The question thus arises as to why would China deliberately antagonise its neighbouring countries, with which it enjoys strong investment and trading ties, by insisting on such a legally untenable claim. The answer is simple: China sees the surrounding sea area as vital to its national security and economic well-being, providing not only a natural shield against outside disruptions to its coastal economic activities but also a badly-needed sanctuary for its ballistic missile nuclear submarines. The ubiquitous presence of the US military so far from its own shores has raised the threat level to a degree which China cannot afford to ignore. It revives memories of the country’s century of humiliation which led to the establishment of the People’s Republic of China in 1949. It is haunted by its past in which an imperialist Britain forced it to accede to its interpretation of free trade by the waging the opium wars of 1842 and 1856, with other countries like the US, Russia and France aggressively pursuing the same concessions.
Apart from the Quad and Quad Plus arrangements, the Trump Administration had further vitiated the environment by waging a trade war inclusive of sanctions, tariffs, investment restrictions, technology protections and even imposition of visa limits. As a country which has, since the Second World War, been treating the Pacific Ocean as its backyard. the United States is understandably wary of a rising China and a resurgent Russia. The world has to beware of falling into the Thucydides Trap. Professor Rory Metcalf of the Australian National University has aptly described the existing scenario as a ‘kind of a full-spectrum staring contest’. It is also a catastrophe in waiting, one that can only be prevented if good sense and sound judgement prevails all round. The interconnected nature of the two oceans means that no state can remain unaffected by turmoil anywhere in the region. All states, Pakistan included, should thus play their part in lowering the temperature rather than becoming a part of the problem.
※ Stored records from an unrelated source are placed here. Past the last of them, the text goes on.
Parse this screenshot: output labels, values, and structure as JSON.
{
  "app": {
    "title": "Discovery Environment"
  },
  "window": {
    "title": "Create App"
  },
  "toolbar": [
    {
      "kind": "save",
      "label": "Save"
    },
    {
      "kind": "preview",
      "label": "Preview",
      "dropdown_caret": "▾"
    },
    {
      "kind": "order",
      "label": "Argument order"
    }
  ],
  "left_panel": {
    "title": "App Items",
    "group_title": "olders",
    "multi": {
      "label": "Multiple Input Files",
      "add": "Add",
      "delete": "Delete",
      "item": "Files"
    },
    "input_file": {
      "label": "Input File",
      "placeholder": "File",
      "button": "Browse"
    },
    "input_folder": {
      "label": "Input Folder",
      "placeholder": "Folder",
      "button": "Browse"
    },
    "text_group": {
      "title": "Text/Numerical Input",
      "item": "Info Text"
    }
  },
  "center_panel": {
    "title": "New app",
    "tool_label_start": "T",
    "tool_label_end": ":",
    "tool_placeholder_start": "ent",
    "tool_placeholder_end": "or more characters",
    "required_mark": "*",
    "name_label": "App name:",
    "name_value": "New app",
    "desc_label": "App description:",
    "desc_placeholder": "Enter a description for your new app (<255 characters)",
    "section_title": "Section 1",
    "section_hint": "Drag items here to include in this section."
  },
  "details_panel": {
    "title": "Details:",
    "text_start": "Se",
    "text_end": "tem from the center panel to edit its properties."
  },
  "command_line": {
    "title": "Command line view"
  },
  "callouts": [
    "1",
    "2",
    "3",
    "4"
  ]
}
To recap, the sort of challenges Pakistan faces in a rapidly evolving environment are multipronged. First is the threat posed by its larger neighbour India, which, by spreading its tentacles all round the Indian Ocean, is seeking to dominate it. Second is its growing relationship with the United States, which has enabled it to gain access to the latest technology in military hardware and even to precise targeting information. Third is the stand-off between the US and China, which President Xi Yinping has recently dubbed as a ‘new Cold War’. Pakistan’s friendly ties with China in military, economic and diplomatic spheres is bound to come in the US crosshairs, sooner rather than later. The animosity towards CPEC that both the US and India share is again something that Pakistan has to contend with.
Indian machinations are something that Pakistan is used to dealing with. With American support behind India acting as a force multiplier, Pakistan has to step up its game. But what Pakistan has to really worry about is an embittered United States, which after having dealt with the tricky Afghan issue and increasingly stalemated by China in the South China Sea, turns on Pakistan and CPEC as a convenient target.
The 5th generation hybrid warfare of today takes many forms, to counter which Pakistan needs to keep its guard up. Pakistan appears to be walking on a tightrope; it would need the most skilful of diplomacy to sustain this balancing act.